**WHAT YOU NEED TO DO:**
Return every line of the data that contains the string "JSON".

[Entries from a dataset of interfaces]
§

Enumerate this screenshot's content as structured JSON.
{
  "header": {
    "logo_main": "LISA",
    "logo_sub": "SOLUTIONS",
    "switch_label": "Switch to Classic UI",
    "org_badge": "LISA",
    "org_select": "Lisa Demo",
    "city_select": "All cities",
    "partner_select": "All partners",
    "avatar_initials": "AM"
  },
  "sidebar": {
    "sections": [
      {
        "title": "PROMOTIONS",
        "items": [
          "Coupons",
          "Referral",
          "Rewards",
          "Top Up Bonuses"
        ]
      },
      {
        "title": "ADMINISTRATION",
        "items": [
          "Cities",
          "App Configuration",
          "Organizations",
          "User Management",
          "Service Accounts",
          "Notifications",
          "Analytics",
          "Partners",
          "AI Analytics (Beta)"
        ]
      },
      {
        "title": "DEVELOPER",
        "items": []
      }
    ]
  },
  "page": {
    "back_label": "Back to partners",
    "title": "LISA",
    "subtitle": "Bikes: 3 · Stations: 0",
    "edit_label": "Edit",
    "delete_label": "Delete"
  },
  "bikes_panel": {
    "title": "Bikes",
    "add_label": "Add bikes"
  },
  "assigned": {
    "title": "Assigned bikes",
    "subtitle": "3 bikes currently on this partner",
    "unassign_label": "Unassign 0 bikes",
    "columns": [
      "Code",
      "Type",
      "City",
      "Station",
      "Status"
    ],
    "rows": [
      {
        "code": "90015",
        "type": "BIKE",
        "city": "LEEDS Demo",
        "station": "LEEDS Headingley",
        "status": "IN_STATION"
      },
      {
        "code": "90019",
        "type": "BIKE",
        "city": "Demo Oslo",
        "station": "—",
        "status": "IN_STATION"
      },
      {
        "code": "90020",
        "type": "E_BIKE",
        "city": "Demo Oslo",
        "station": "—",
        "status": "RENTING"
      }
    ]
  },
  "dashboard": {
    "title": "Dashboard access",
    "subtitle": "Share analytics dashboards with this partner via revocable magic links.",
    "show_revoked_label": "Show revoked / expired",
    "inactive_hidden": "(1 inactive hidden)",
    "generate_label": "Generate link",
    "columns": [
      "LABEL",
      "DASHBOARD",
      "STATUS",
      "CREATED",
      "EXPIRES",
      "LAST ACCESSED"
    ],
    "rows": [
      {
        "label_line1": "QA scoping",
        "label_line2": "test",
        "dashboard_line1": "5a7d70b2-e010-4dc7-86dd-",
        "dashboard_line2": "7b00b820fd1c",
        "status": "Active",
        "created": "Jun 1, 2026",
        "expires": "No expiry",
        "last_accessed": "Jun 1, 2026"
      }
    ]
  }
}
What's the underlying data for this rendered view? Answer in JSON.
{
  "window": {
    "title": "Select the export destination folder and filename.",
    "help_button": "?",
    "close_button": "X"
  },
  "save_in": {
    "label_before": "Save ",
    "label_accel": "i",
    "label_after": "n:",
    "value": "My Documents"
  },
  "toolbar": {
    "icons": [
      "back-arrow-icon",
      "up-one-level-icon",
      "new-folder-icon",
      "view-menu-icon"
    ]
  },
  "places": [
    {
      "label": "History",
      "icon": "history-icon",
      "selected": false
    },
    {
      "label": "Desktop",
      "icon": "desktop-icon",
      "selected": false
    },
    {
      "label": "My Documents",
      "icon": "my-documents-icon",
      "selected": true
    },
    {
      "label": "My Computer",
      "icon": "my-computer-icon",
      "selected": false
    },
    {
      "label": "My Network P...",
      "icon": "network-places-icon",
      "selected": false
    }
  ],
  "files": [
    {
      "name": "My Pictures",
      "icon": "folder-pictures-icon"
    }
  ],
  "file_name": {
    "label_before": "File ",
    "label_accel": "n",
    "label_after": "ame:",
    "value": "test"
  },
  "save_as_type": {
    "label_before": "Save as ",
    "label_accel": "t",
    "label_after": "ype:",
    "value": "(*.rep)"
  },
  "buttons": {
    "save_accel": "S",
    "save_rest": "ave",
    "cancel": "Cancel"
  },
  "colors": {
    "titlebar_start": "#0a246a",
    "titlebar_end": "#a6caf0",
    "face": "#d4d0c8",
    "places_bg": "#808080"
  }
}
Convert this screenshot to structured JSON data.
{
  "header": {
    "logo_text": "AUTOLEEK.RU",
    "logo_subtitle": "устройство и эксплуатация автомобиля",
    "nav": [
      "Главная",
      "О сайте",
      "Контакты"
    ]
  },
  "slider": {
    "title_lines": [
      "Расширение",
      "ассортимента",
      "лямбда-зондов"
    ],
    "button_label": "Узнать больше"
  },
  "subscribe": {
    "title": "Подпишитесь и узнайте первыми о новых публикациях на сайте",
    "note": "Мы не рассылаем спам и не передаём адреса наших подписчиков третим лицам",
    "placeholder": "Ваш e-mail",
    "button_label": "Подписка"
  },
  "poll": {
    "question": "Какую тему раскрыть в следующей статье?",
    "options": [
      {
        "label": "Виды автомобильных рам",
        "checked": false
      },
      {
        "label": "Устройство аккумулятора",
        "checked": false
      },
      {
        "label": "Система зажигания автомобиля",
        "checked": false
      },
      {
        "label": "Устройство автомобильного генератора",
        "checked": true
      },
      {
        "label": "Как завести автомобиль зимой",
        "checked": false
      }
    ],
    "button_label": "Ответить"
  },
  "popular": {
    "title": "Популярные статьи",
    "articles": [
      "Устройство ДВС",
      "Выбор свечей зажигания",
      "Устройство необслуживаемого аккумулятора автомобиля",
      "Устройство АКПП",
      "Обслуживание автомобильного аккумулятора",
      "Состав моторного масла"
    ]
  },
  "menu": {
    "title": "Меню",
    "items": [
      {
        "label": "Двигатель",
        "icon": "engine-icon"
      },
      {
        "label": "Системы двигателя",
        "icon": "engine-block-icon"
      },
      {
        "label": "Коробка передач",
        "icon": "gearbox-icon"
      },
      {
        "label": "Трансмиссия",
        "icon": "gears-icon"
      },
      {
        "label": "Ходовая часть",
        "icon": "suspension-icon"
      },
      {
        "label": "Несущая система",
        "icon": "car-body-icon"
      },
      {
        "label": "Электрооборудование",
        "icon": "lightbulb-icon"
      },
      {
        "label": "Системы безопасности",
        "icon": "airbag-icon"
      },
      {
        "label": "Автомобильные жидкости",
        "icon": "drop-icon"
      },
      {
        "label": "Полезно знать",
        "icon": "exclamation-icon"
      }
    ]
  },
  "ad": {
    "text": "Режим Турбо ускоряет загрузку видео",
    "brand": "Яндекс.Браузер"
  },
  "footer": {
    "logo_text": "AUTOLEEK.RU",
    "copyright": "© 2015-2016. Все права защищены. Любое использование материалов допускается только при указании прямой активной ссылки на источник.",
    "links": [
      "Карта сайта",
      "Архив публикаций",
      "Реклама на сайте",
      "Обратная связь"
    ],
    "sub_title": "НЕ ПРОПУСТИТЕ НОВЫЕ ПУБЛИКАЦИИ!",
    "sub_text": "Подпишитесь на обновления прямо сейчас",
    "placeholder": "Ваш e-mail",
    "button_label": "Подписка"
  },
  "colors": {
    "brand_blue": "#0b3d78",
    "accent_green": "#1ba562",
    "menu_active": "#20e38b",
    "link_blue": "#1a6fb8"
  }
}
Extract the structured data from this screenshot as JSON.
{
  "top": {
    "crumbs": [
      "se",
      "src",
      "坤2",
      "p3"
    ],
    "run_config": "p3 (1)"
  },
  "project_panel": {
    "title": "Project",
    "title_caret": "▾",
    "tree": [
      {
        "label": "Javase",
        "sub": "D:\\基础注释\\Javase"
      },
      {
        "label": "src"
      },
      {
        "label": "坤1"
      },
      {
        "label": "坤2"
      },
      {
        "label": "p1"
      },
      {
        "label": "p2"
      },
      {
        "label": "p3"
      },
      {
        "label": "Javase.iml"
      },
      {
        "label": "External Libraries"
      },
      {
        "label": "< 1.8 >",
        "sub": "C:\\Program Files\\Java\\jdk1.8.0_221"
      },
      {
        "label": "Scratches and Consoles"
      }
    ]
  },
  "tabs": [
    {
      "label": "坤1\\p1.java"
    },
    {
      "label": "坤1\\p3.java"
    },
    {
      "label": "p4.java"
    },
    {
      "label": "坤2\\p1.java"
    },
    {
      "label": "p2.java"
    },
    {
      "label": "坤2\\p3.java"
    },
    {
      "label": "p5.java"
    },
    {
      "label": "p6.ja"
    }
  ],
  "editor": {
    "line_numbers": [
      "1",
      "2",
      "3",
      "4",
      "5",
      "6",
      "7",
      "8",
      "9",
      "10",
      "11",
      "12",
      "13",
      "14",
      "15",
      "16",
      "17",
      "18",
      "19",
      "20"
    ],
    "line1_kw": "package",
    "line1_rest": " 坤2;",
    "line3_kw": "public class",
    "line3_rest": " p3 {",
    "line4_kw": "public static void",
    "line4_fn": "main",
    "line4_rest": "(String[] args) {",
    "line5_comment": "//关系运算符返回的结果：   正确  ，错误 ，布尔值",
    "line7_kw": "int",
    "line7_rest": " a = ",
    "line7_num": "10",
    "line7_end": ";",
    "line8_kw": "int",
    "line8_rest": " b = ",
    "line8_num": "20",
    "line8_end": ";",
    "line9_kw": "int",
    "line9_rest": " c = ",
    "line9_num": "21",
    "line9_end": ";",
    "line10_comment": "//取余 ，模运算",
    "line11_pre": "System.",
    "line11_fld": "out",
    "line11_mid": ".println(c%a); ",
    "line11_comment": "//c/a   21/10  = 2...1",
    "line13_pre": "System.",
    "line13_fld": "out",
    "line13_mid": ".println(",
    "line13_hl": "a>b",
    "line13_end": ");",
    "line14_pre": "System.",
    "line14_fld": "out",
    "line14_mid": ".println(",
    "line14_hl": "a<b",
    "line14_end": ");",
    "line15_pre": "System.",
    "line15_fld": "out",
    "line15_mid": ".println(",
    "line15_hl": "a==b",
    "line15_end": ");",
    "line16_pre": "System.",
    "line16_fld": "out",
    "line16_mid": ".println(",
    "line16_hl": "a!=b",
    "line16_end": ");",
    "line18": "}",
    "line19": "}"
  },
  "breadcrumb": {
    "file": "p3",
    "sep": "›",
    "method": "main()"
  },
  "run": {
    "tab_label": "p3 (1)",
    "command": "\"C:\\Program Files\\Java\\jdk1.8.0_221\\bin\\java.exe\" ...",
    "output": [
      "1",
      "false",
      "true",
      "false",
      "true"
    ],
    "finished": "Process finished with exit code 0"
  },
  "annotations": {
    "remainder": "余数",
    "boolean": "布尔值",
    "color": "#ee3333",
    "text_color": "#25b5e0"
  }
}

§

**COMPLETED TASK:**
Enumerate this screenshot's content as structured JSON.
What's the underlying data for this rendered view? Answer in JSON.
Convert this screenshot to structured JSON data.
Extract the structured data from this screenshot as JSON.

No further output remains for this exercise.